Personalization: This is Ross again, from Veylinx, the first and only behavioral insights platform to predict consumer purchase behavior. I wanted to share this news because I thought it might be of interest to you. (In this case, we had already established a rapport with the journalist, but here you could also say it is of interest because you recently read an article by them that was relevant to this story.)
Context: Traditional market research methods suffer from hypothetical bias — what people claim they will do is different from what they will actually do.
Problem: In fact, the gap of intention between what people say they will buy and reality can be as big as 595%. Businesses rely on this information to make major decisions, such as launching new products. (Data has been used to back up this claim)
Solution: Veylinx announces to have raised $2 million in a pre-Series A investment, backed by several prominent VCs, and is setting out to expand its unique technology that measures the real wants and needs of consumers in Europe and the US.
The innovative methodology ensures businesses obtain unbiased consumer insights with their skin-in-the-game approach - consumers have to put their own money on the line. In this pitch, we also provided a quote from an investor in Veylinx, as well as offering to put the journalist in touch with the relevant CEOs if they want further information.

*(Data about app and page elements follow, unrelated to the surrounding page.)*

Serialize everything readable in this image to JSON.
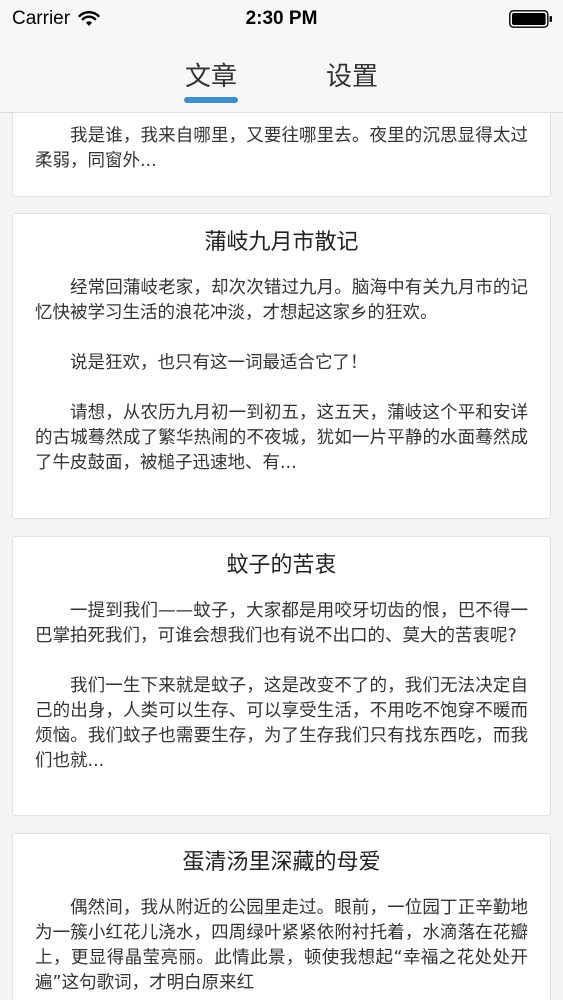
{
  "status_bar": {
    "carrier": "Carrier",
    "time": "2:30 PM"
  },
  "tabs": [
    {
      "label": "文章"
    },
    {
      "label": "设置"
    }
  ],
  "colors": {
    "accent": "#3a8fd0"
  },
  "articles": [
    {
      "title": "",
      "paragraphs": [
        "我是谁，我来自哪里，又要往哪里去。夜里的沉思显得太过柔弱，同窗外..."
      ]
    },
    {
      "title": "蒲岐九月市散记",
      "paragraphs": [
        "经常回蒲岐老家，却次次错过九月。脑海中有关九月市的记忆快被学习生活的浪花冲淡，才想起这家乡的狂欢。",
        "说是狂欢，也只有这一词最适合它了！",
        "请想，从农历九月初一到初五，这五天，蒲岐这个平和安详的古城蓦然成了繁华热闹的不夜城，犹如一片平静的水面蓦然成了牛皮鼓面，被槌子迅速地、有..."
      ]
    },
    {
      "title": "蚊子的苦衷",
      "paragraphs": [
        "一提到我们——蚊子，大家都是用咬牙切齿的恨，巴不得一巴掌拍死我们，可谁会想我们也有说不出口的、莫大的苦衷呢?",
        "我们一生下来就是蚊子，这是改变不了的，我们无法决定自己的出身，人类可以生存、可以享受生活，不用吃不饱穿不暖而烦恼。我们蚊子也需要生存，为了生存我们只有找东西吃，而我们也就..."
      ]
    },
    {
      "title": "蛋清汤里深藏的母爱",
      "paragraphs": [
        "偶然间，我从附近的公园里走过。眼前，一位园丁正辛勤地为一簇小红花儿浇水，四周绿叶紧紧依附衬托着，水滴落在花瓣上，更显得晶莹亮丽。此情此景，顿使我想起“幸福之花处处开遍”这句歌词，才明白原来红"
      ]
    }
  ]
}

Here is another example of a successful pitch to a top-tier publication for one of our clients, Recruitee. This is an example of how you can still pitch a story even when you might not have any news going on.
Personalization: My name is Emma, and I'm in charge of the communication department at Recruitee. I just finished reading both your article on 8 startups hiring in Amsterdam as well as Shubham's article on Booking seeking funding.
Context: The fact is, depending on your industry, you are either hiring or laying people off. That's why I believe I have a story that could be interesting to the readers of Silicon Canals as it deals with how startups/scaleups can continue effective hiring with a tight budget.
Problem: While fear of illness keeps most of the world indoors, it is the underlying nightmare for the economy that keeps us up at night. In the US alone, 37% of companies are considering layoffs. Even if some companies decide not to cut back, it's highly likely that budgets will be re-evaluated. With budget cuts imminent, some external programs commonly used by companies will have to be brought in-house.
One luxury that a company may not be able to afford any longer, is the use of a recruiter. The average cost of a recruiter carries a heavy price tag of 20 to 35% of the candidate's first-year salary. However, if a company is not ready to do the hiring themselves, it may actually be more costly and not nearly as effective.
Solution: Companies looking to cope with limited hiring allocations are turning to social media to attract talent, utilizing employee referrals, and investing in technology to help with the hiring process. The aim is to still provide a pleasant hiring experience for applicants, while also ensuring that talent is found. Finding the right tools to aid hiring can minimize some of the top hiring mistakes companies make.
We also ended this pitch by offering to put the journalist in touch with a senior member of Recruitee. This is how you leverage their expertise to offer further insights into this story you’ve identified.
If you have a captivating subject line, a powerful introduction, and you set the context, you’re already on track for a great pitch. Remember to make your pitch exclusively addressed to the journalist in question, and don’t give away the full story.
Pitching isn’t always successful, so don’t be put off if someone isn’t interested. The majority of the time, you’ll pitch to multiple journalists before your story gets picked up. In the meantime, continue working to make it attractive and newsworthy, updating it with new relevant research that you may find. By constantly researching and adjusting your angle, you will find success. Over time journalists will see the news and stories you are sharing, and your authority will grow as they realize your involvement and insights into an industry.